Directions for this task:
Scan the data for "artist" and copy the lines it appears in.

(Material for this exercise begins)

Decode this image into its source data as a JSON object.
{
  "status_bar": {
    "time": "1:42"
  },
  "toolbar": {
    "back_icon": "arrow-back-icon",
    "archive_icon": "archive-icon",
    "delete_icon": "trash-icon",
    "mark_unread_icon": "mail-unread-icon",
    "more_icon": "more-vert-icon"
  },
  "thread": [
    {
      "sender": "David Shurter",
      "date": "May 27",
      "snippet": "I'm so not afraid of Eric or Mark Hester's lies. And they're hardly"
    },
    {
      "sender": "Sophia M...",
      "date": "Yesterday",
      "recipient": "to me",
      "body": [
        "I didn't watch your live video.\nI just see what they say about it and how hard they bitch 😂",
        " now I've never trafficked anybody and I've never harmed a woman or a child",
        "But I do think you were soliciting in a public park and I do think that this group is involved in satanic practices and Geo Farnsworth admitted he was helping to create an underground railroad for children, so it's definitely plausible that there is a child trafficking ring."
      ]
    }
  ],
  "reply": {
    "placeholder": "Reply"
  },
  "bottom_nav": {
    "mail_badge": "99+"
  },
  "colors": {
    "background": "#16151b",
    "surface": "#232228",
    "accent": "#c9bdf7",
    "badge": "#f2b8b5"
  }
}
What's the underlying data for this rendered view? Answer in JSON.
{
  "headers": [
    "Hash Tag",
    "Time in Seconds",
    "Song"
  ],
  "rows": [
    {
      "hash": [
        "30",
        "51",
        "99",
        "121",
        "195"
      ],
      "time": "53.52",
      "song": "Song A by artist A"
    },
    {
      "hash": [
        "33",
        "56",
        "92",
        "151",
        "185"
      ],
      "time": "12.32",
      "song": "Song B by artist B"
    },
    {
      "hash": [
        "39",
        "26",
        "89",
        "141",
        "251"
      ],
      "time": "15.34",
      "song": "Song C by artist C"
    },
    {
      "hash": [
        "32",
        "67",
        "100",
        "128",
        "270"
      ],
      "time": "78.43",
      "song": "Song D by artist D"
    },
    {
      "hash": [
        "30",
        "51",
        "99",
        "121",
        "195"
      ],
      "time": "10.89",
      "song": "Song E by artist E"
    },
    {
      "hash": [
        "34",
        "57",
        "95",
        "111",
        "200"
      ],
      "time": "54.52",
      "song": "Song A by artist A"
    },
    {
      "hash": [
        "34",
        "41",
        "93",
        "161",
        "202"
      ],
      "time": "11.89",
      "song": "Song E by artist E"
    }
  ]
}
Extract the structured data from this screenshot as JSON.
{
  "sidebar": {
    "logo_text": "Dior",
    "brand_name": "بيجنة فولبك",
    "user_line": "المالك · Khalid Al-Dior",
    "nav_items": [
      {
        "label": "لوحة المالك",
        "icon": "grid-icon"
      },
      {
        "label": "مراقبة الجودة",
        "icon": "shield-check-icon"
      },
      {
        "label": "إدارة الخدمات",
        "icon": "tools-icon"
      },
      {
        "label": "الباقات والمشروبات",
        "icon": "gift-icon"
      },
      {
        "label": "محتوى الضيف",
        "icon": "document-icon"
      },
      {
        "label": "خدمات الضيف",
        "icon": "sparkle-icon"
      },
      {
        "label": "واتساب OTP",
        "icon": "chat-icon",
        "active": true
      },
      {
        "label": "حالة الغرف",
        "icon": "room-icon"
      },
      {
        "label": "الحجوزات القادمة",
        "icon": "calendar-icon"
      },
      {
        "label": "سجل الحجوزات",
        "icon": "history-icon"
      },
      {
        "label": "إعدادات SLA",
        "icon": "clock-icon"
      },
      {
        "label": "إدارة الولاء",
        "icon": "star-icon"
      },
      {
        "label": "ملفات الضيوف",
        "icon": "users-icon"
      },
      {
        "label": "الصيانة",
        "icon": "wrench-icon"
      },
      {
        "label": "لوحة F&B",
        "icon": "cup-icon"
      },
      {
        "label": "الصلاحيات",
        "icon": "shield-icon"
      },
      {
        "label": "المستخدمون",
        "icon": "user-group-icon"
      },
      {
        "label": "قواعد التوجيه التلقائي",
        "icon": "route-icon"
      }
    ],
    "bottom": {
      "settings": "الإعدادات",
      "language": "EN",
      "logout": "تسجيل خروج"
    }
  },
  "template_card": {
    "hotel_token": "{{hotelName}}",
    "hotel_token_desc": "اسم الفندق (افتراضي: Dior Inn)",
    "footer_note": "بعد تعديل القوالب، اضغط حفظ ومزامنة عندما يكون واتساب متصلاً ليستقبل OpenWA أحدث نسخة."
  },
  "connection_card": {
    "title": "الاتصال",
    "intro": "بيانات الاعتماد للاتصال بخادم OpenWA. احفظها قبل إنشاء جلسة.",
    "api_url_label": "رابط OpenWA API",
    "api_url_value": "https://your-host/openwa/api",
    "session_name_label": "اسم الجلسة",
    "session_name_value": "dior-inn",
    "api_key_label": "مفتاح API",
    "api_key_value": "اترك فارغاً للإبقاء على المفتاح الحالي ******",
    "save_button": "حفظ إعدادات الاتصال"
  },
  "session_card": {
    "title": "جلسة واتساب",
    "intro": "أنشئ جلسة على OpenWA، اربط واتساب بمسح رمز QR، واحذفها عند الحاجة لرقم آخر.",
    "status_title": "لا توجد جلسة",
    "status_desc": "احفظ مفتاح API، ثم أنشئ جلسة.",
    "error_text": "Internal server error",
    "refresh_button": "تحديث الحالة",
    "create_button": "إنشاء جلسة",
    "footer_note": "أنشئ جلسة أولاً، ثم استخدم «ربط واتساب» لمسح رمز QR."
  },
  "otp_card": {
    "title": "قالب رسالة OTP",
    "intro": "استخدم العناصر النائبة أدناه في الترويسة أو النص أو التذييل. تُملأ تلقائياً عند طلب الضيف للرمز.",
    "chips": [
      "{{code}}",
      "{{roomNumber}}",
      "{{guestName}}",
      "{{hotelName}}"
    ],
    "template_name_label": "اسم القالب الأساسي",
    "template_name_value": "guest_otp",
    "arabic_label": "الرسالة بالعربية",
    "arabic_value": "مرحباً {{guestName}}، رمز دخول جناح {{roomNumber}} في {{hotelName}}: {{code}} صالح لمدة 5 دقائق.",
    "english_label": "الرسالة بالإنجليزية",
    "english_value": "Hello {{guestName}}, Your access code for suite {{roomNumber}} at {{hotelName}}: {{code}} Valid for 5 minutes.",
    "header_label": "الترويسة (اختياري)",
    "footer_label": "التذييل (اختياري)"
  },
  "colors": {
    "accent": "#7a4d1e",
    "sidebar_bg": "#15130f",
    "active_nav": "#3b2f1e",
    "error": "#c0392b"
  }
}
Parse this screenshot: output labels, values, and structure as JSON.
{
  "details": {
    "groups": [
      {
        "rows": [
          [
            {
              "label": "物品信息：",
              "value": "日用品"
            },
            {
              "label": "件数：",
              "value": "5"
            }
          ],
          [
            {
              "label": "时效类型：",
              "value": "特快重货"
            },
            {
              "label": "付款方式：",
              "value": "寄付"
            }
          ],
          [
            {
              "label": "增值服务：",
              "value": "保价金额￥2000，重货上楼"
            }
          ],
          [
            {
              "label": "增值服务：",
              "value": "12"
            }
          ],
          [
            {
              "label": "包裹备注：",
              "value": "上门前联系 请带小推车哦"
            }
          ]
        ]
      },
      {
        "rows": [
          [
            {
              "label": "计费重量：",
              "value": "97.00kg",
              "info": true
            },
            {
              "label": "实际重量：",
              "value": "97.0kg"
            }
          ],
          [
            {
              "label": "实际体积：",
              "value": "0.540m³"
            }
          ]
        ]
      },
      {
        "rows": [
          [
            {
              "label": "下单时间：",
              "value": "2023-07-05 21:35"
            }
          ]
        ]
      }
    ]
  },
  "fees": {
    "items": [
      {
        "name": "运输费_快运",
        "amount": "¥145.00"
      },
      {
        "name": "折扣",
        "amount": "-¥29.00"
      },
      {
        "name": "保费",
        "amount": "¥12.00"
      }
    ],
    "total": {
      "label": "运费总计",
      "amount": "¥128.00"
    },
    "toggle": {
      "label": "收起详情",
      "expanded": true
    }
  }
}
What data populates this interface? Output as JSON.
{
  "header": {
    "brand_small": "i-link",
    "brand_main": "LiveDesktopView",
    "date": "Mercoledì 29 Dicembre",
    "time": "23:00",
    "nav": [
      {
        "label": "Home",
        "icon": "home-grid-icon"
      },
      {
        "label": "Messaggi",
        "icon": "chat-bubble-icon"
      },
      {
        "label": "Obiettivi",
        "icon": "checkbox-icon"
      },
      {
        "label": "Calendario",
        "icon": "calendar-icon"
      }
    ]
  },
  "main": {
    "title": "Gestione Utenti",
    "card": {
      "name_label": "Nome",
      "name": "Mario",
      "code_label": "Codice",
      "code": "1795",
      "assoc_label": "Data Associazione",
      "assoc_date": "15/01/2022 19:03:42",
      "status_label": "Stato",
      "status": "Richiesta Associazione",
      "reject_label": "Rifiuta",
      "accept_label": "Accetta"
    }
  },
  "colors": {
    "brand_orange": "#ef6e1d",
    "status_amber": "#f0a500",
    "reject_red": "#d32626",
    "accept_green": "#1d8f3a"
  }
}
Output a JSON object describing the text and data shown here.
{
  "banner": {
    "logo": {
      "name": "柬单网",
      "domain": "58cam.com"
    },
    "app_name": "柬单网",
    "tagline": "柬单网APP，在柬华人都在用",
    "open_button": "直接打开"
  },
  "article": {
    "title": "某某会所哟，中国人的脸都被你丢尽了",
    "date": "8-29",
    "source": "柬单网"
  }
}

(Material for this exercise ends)

Solution for this exercise:
      "song": "Song A by artist A"
      "song": "Song B by artist B"
      "song": "Song C by artist C"
      "song": "Song D by artist D"
      "song": "Song E by artist E"
      "song": "Song A by artist A"
      "song": "Song E by artist E"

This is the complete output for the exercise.